Dataset rows for apps and sites:
________________
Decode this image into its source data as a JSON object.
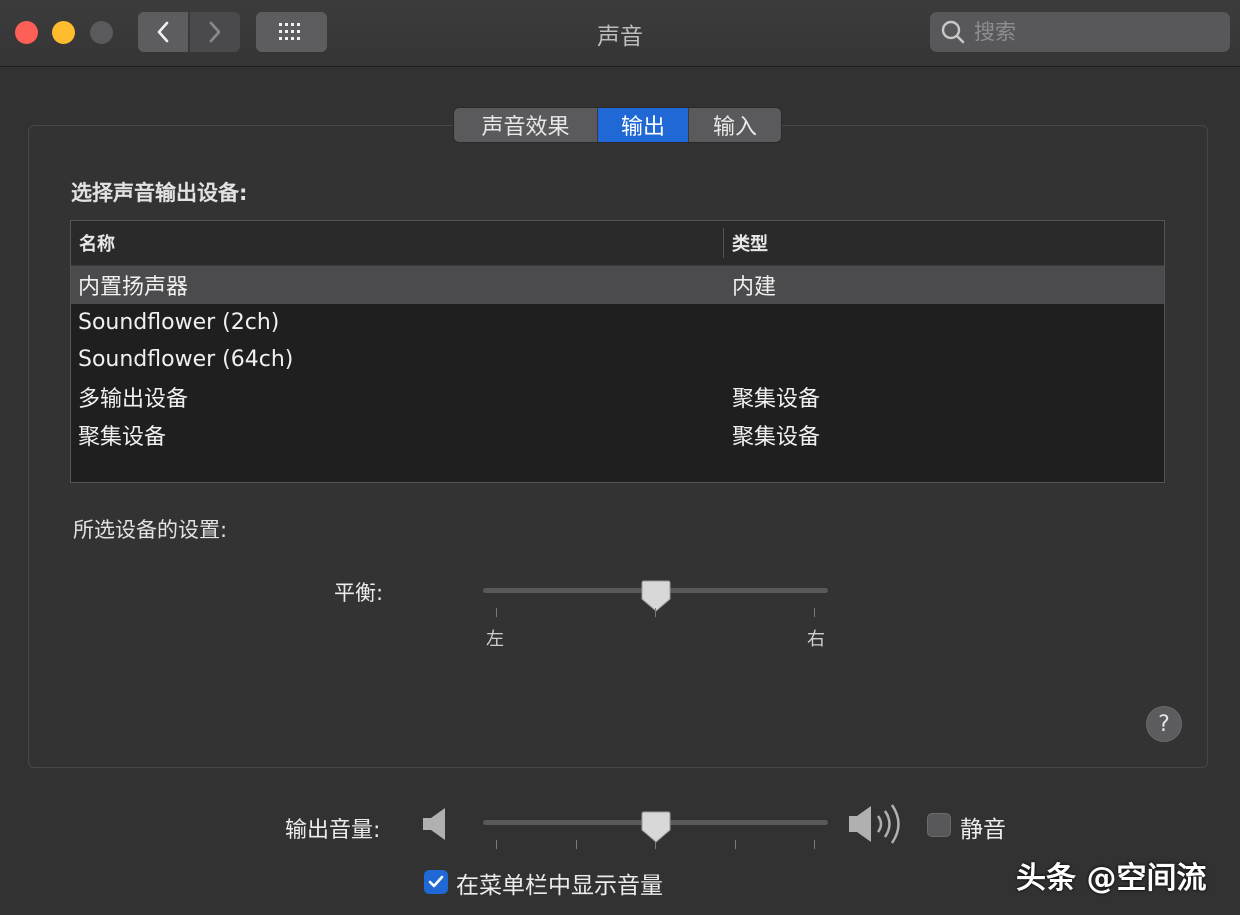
{
  "window": {
    "title": "声音"
  },
  "search": {
    "placeholder": "搜索"
  },
  "tabs": [
    {
      "label": "声音效果",
      "selected": false
    },
    {
      "label": "输出",
      "selected": true
    },
    {
      "label": "输入",
      "selected": false
    }
  ],
  "output": {
    "select_label": "选择声音输出设备:",
    "columns": {
      "name": "名称",
      "type": "类型"
    },
    "devices": [
      {
        "name": "内置扬声器",
        "type": "内建",
        "selected": true
      },
      {
        "name": "Soundflower (2ch)",
        "type": ""
      },
      {
        "name": "Soundflower (64ch)",
        "type": ""
      },
      {
        "name": "多输出设备",
        "type": "聚集设备"
      },
      {
        "name": "聚集设备",
        "type": "聚集设备"
      }
    ],
    "settings_label": "所选设备的设置:",
    "balance": {
      "label": "平衡:",
      "left": "左",
      "right": "右",
      "value": 0.5
    }
  },
  "help": {
    "label": "?"
  },
  "volume": {
    "label": "输出音量:",
    "value": 0.5,
    "mute_label": "静音",
    "mute_checked": false,
    "show_in_menubar_label": "在菜单栏中显示音量",
    "show_in_menubar_checked": true
  },
  "watermark": "头条 @空间流",
  "colors": {
    "accent": "#1f68d6",
    "background": "#323233"
  }
}
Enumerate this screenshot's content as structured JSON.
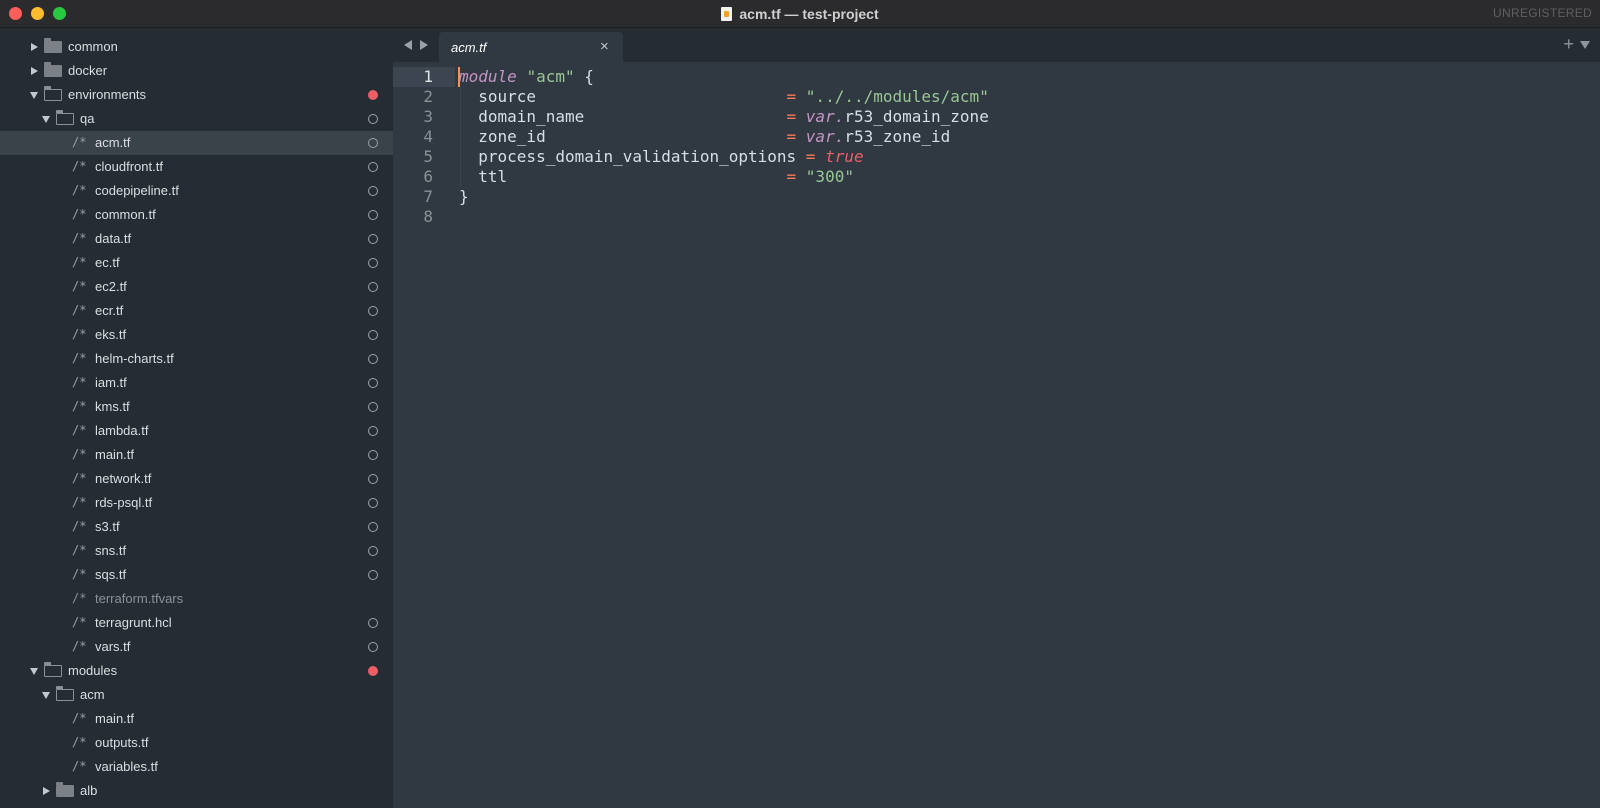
{
  "window": {
    "title": "acm.tf — test-project",
    "license_status": "UNREGISTERED"
  },
  "sidebar": {
    "rows": [
      {
        "name": "common",
        "kind": "folder",
        "state": "collapsed",
        "depth": 1
      },
      {
        "name": "docker",
        "kind": "folder",
        "state": "collapsed",
        "depth": 1
      },
      {
        "name": "environments",
        "kind": "folder",
        "state": "expanded",
        "depth": 1,
        "status": "modified"
      },
      {
        "name": "qa",
        "kind": "folder",
        "state": "expanded",
        "depth": 2,
        "status": "untracked"
      },
      {
        "name": "acm.tf",
        "kind": "file",
        "depth": 3,
        "status": "untracked",
        "selected": true
      },
      {
        "name": "cloudfront.tf",
        "kind": "file",
        "depth": 3,
        "status": "untracked"
      },
      {
        "name": "codepipeline.tf",
        "kind": "file",
        "depth": 3,
        "status": "untracked"
      },
      {
        "name": "common.tf",
        "kind": "file",
        "depth": 3,
        "status": "untracked"
      },
      {
        "name": "data.tf",
        "kind": "file",
        "depth": 3,
        "status": "untracked"
      },
      {
        "name": "ec.tf",
        "kind": "file",
        "depth": 3,
        "status": "untracked"
      },
      {
        "name": "ec2.tf",
        "kind": "file",
        "depth": 3,
        "status": "untracked"
      },
      {
        "name": "ecr.tf",
        "kind": "file",
        "depth": 3,
        "status": "untracked"
      },
      {
        "name": "eks.tf",
        "kind": "file",
        "depth": 3,
        "status": "untracked"
      },
      {
        "name": "helm-charts.tf",
        "kind": "file",
        "depth": 3,
        "status": "untracked"
      },
      {
        "name": "iam.tf",
        "kind": "file",
        "depth": 3,
        "status": "untracked"
      },
      {
        "name": "kms.tf",
        "kind": "file",
        "depth": 3,
        "status": "untracked"
      },
      {
        "name": "lambda.tf",
        "kind": "file",
        "depth": 3,
        "status": "untracked"
      },
      {
        "name": "main.tf",
        "kind": "file",
        "depth": 3,
        "status": "untracked"
      },
      {
        "name": "network.tf",
        "kind": "file",
        "depth": 3,
        "status": "untracked"
      },
      {
        "name": "rds-psql.tf",
        "kind": "file",
        "depth": 3,
        "status": "untracked"
      },
      {
        "name": "s3.tf",
        "kind": "file",
        "depth": 3,
        "status": "untracked"
      },
      {
        "name": "sns.tf",
        "kind": "file",
        "depth": 3,
        "status": "untracked"
      },
      {
        "name": "sqs.tf",
        "kind": "file",
        "depth": 3,
        "status": "untracked"
      },
      {
        "name": "terraform.tfvars",
        "kind": "file",
        "depth": 3,
        "dim": true
      },
      {
        "name": "terragrunt.hcl",
        "kind": "file",
        "depth": 3,
        "status": "untracked"
      },
      {
        "name": "vars.tf",
        "kind": "file",
        "depth": 3,
        "status": "untracked"
      },
      {
        "name": "modules",
        "kind": "folder",
        "state": "expanded",
        "depth": 1,
        "status": "modified"
      },
      {
        "name": "acm",
        "kind": "folder",
        "state": "expanded",
        "depth": 2
      },
      {
        "name": "main.tf",
        "kind": "file",
        "depth": 3
      },
      {
        "name": "outputs.tf",
        "kind": "file",
        "depth": 3
      },
      {
        "name": "variables.tf",
        "kind": "file",
        "depth": 3
      },
      {
        "name": "alb",
        "kind": "folder",
        "state": "collapsed",
        "depth": 2
      }
    ],
    "file_glyph": "/*"
  },
  "tabs": [
    {
      "label": "acm.tf",
      "active": true
    }
  ],
  "tab_controls": {
    "close_glyph": "×",
    "new_tab_glyph": "+"
  },
  "editor": {
    "active_line": 1,
    "lines": [
      {
        "number": "1",
        "tokens": [
          {
            "t": "module",
            "c": "kw"
          },
          {
            "t": " ",
            "c": "punct"
          },
          {
            "t": "\"acm\"",
            "c": "str"
          },
          {
            "t": " {",
            "c": "punct"
          }
        ]
      },
      {
        "number": "2",
        "tokens": [
          {
            "t": "  source                          ",
            "c": "punct"
          },
          {
            "t": "=",
            "c": "op"
          },
          {
            "t": " ",
            "c": "punct"
          },
          {
            "t": "\"../../modules/acm\"",
            "c": "str"
          }
        ]
      },
      {
        "number": "3",
        "tokens": [
          {
            "t": "  domain_name                     ",
            "c": "punct"
          },
          {
            "t": "=",
            "c": "op"
          },
          {
            "t": " ",
            "c": "punct"
          },
          {
            "t": "var.",
            "c": "var"
          },
          {
            "t": "r53_domain_zone",
            "c": "punct"
          }
        ]
      },
      {
        "number": "4",
        "tokens": [
          {
            "t": "  zone_id                         ",
            "c": "punct"
          },
          {
            "t": "=",
            "c": "op"
          },
          {
            "t": " ",
            "c": "punct"
          },
          {
            "t": "var.",
            "c": "var"
          },
          {
            "t": "r53_zone_id",
            "c": "punct"
          }
        ]
      },
      {
        "number": "5",
        "tokens": [
          {
            "t": "  process_domain_validation_options ",
            "c": "punct"
          },
          {
            "t": "=",
            "c": "op"
          },
          {
            "t": " ",
            "c": "punct"
          },
          {
            "t": "true",
            "c": "bool"
          }
        ]
      },
      {
        "number": "6",
        "tokens": [
          {
            "t": "  ttl                             ",
            "c": "punct"
          },
          {
            "t": "=",
            "c": "op"
          },
          {
            "t": " ",
            "c": "punct"
          },
          {
            "t": "\"300\"",
            "c": "str"
          }
        ]
      },
      {
        "number": "7",
        "tokens": [
          {
            "t": "}",
            "c": "punct"
          }
        ]
      },
      {
        "number": "8",
        "tokens": []
      }
    ]
  },
  "colors": {
    "background": "#303841",
    "sidebar": "#262c33",
    "keyword": "#c594c5",
    "string": "#99c794",
    "operator": "#f97b58",
    "boolean": "#ec5f66",
    "modified_dot": "#ec5f66"
  }
}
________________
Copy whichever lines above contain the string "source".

Decode this image into its source data as a JSON object.
            "t": "  source                          ",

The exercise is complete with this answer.